(Extracted material begins)
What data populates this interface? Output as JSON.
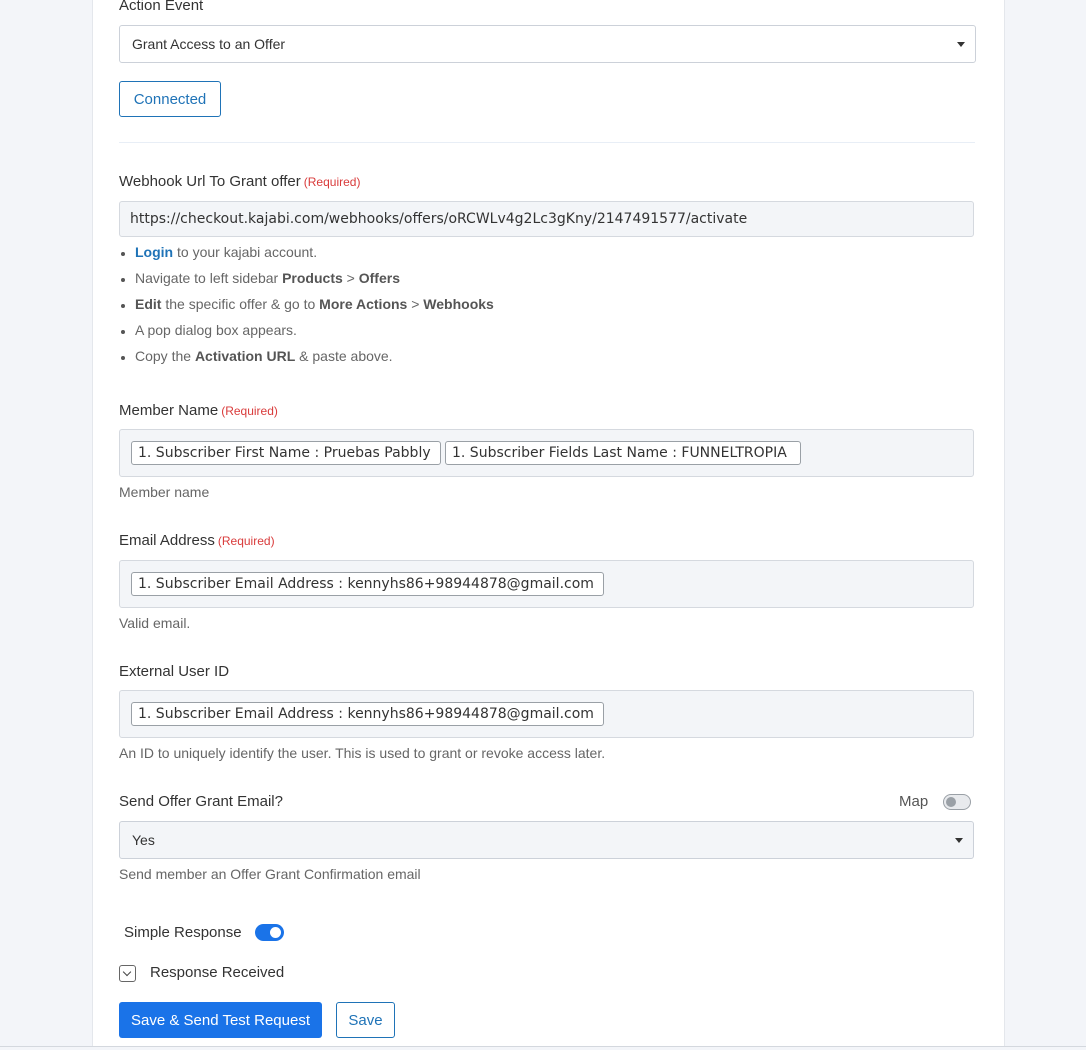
{
  "action_event": {
    "label": "Action Event",
    "selected": "Grant Access to an Offer"
  },
  "connection": {
    "status_label": "Connected"
  },
  "webhook": {
    "label": "Webhook Url To Grant offer",
    "required": "(Required)",
    "value": "https://checkout.kajabi.com/webhooks/offers/oRCWLv4g2Lc3gKny/2147491577/activate",
    "steps": [
      {
        "parts": [
          {
            "t": "Login",
            "s": "link"
          },
          {
            "t": " to your kajabi account.",
            "s": "plain"
          }
        ]
      },
      {
        "parts": [
          {
            "t": "Navigate to left sidebar ",
            "s": "plain"
          },
          {
            "t": "Products",
            "s": "bold"
          },
          {
            "t": " > ",
            "s": "plain"
          },
          {
            "t": "Offers",
            "s": "bold"
          }
        ]
      },
      {
        "parts": [
          {
            "t": "Edit",
            "s": "bold"
          },
          {
            "t": " the specific offer & go to ",
            "s": "plain"
          },
          {
            "t": "More Actions",
            "s": "bold"
          },
          {
            "t": " > ",
            "s": "plain"
          },
          {
            "t": "Webhooks",
            "s": "bold"
          }
        ]
      },
      {
        "parts": [
          {
            "t": "A pop dialog box appears.",
            "s": "plain"
          }
        ]
      },
      {
        "parts": [
          {
            "t": "Copy the ",
            "s": "plain"
          },
          {
            "t": "Activation URL",
            "s": "bold"
          },
          {
            "t": " & paste above.",
            "s": "plain"
          }
        ]
      }
    ]
  },
  "member_name": {
    "label": "Member Name",
    "required": "(Required)",
    "tags": [
      "1. Subscriber First Name : Pruebas Pabbly",
      "1. Subscriber Fields Last Name : FUNNELTROPIA"
    ],
    "help": "Member name"
  },
  "email": {
    "label": "Email Address",
    "required": "(Required)",
    "tag": "1. Subscriber Email Address : kennyhs86+98944878@gmail.com",
    "help": "Valid email."
  },
  "external_id": {
    "label": "External User ID",
    "tag": "1. Subscriber Email Address : kennyhs86+98944878@gmail.com",
    "help": "An ID to uniquely identify the user. This is used to grant or revoke access later."
  },
  "grant_email": {
    "label": "Send Offer Grant Email?",
    "map_label": "Map",
    "map_enabled": false,
    "selected": "Yes",
    "help": "Send member an Offer Grant Confirmation email"
  },
  "simple_response": {
    "label": "Simple Response",
    "enabled": true
  },
  "response_received": {
    "label": "Response Received"
  },
  "buttons": {
    "save_send": "Save & Send Test Request",
    "save": "Save"
  },
  "colors": {
    "accent": "#1a73e8",
    "required": "#d93b3b"
  }
}
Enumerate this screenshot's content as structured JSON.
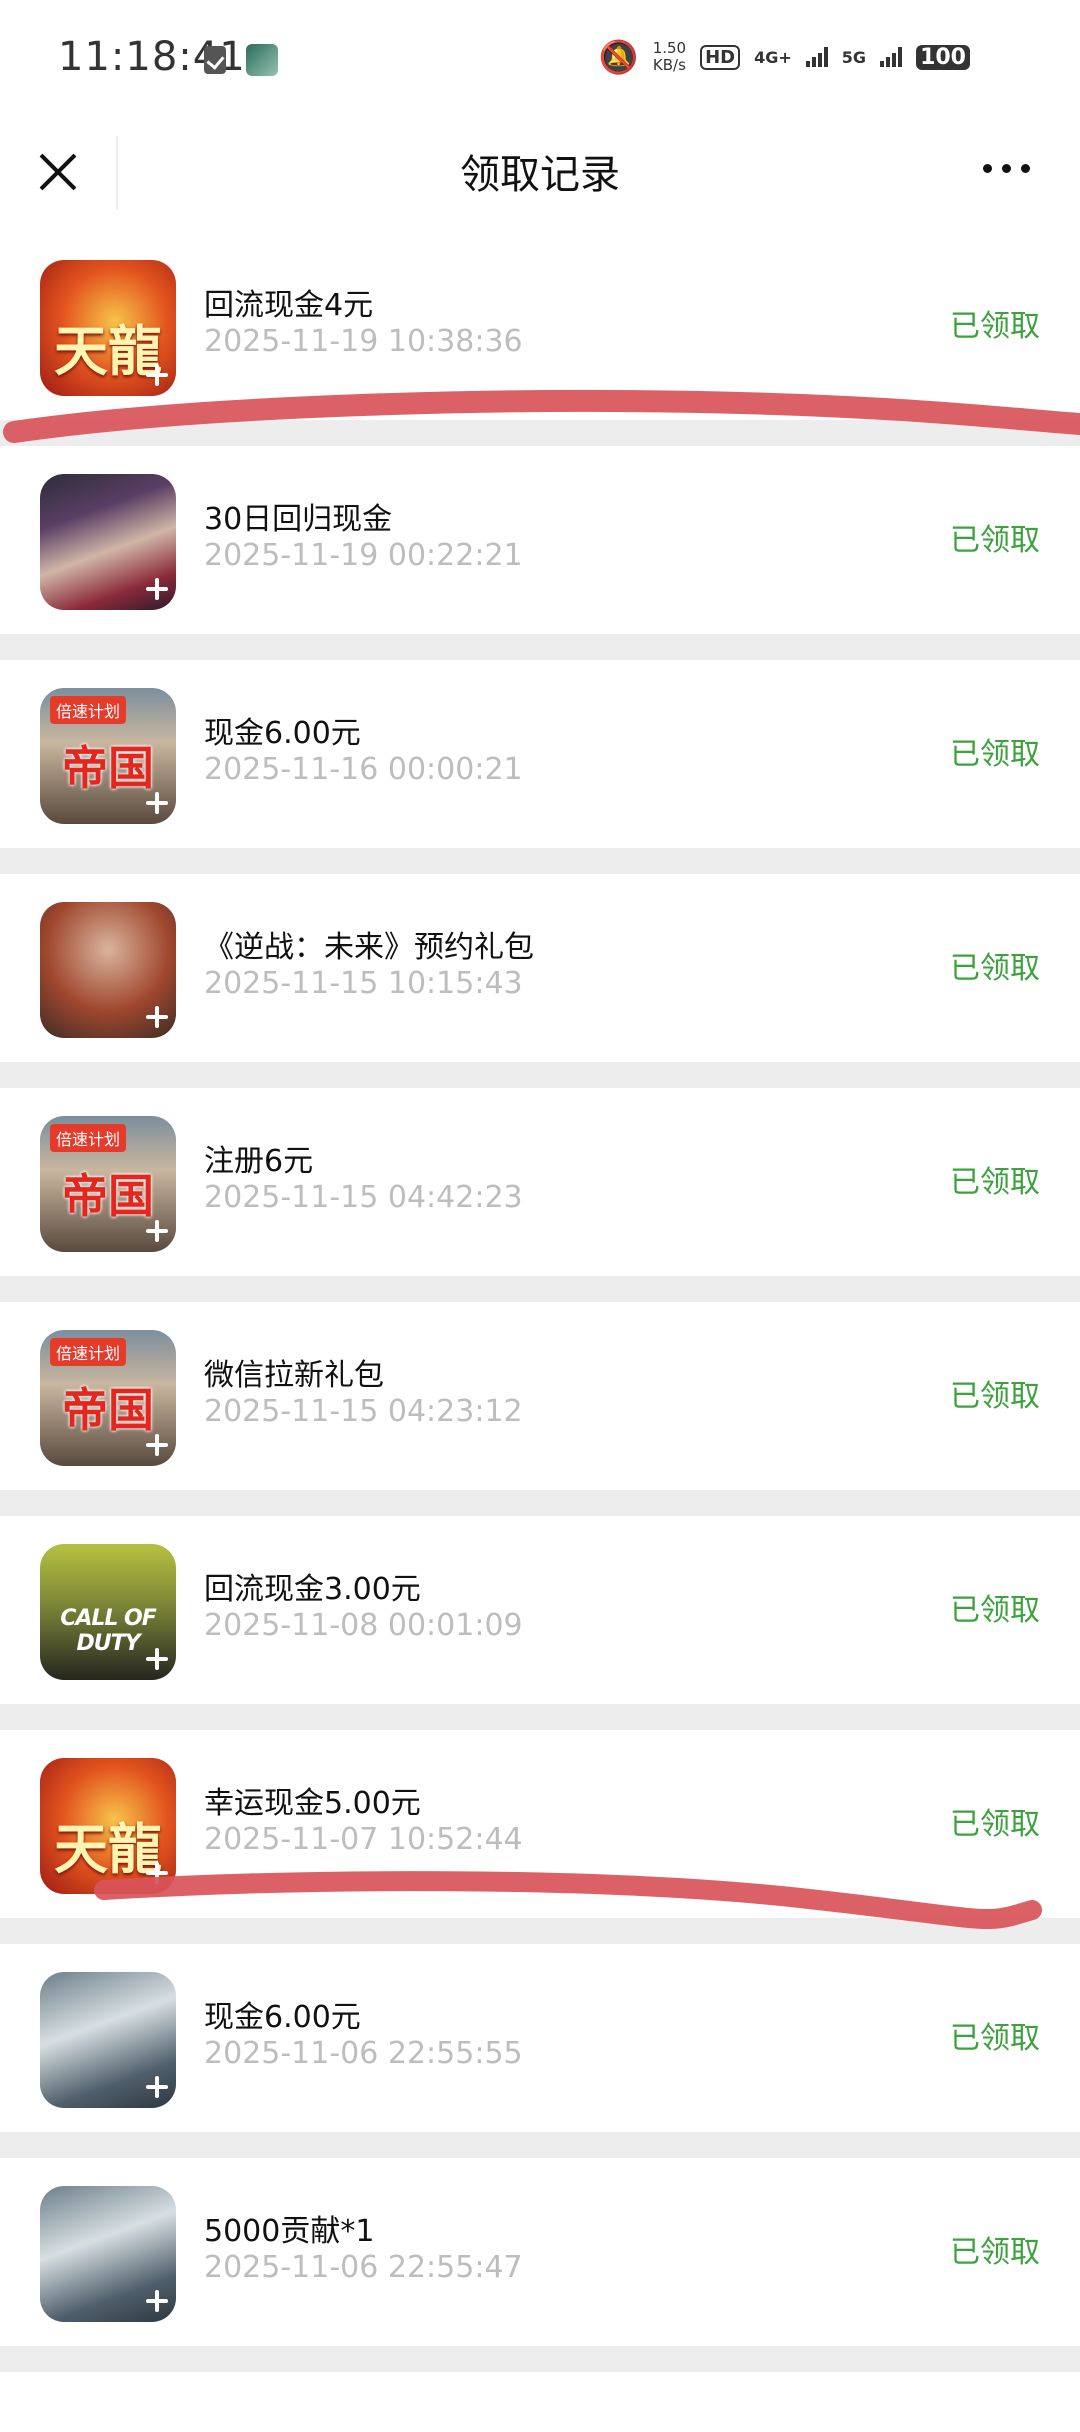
{
  "status_bar": {
    "time": "11:18:41",
    "speed_value": "1.50",
    "speed_unit": "KB/s",
    "hd_label": "HD",
    "net1": "4G+",
    "net2": "5G",
    "battery": "100"
  },
  "nav": {
    "title": "领取记录"
  },
  "status_color": "#3da23d",
  "records": [
    {
      "title": "回流现金4元",
      "time": "2025-11-19 10:38:36",
      "status": "已领取",
      "icon": "tianlong-app-icon",
      "icon_text": "天龍"
    },
    {
      "title": "30日回归现金",
      "time": "2025-11-19 00:22:21",
      "status": "已领取",
      "icon": "hero-app-icon",
      "icon_text": ""
    },
    {
      "title": "现金6.00元",
      "time": "2025-11-16 00:00:21",
      "status": "已领取",
      "icon": "diguo-app-icon",
      "icon_text": "帝国",
      "icon_tag": "倍速计划"
    },
    {
      "title": "《逆战：未来》预约礼包",
      "time": "2025-11-15 10:15:43",
      "status": "已领取",
      "icon": "nizhan-app-icon",
      "icon_text": ""
    },
    {
      "title": "注册6元",
      "time": "2025-11-15 04:42:23",
      "status": "已领取",
      "icon": "diguo-app-icon",
      "icon_text": "帝国",
      "icon_tag": "倍速计划"
    },
    {
      "title": "微信拉新礼包",
      "time": "2025-11-15 04:23:12",
      "status": "已领取",
      "icon": "diguo-app-icon",
      "icon_text": "帝国",
      "icon_tag": "倍速计划"
    },
    {
      "title": "回流现金3.00元",
      "time": "2025-11-08 00:01:09",
      "status": "已领取",
      "icon": "call-of-duty-app-icon",
      "icon_text": "CALL OF DUTY"
    },
    {
      "title": "幸运现金5.00元",
      "time": "2025-11-07 10:52:44",
      "status": "已领取",
      "icon": "tianlong-app-icon",
      "icon_text": "天龍"
    },
    {
      "title": "现金6.00元",
      "time": "2025-11-06 22:55:55",
      "status": "已领取",
      "icon": "swordsman-app-icon",
      "icon_text": ""
    },
    {
      "title": "5000贡献*1",
      "time": "2025-11-06 22:55:47",
      "status": "已领取",
      "icon": "swordsman-app-icon",
      "icon_text": ""
    }
  ],
  "annotation_color": "#d9545a"
}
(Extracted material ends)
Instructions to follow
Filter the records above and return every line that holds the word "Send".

Solution to this task
    "label": "Send Offer Grant Email?",
    "help": "Send member an Offer Grant Confirmation email"
    "save_send": "Save & Send Test Request",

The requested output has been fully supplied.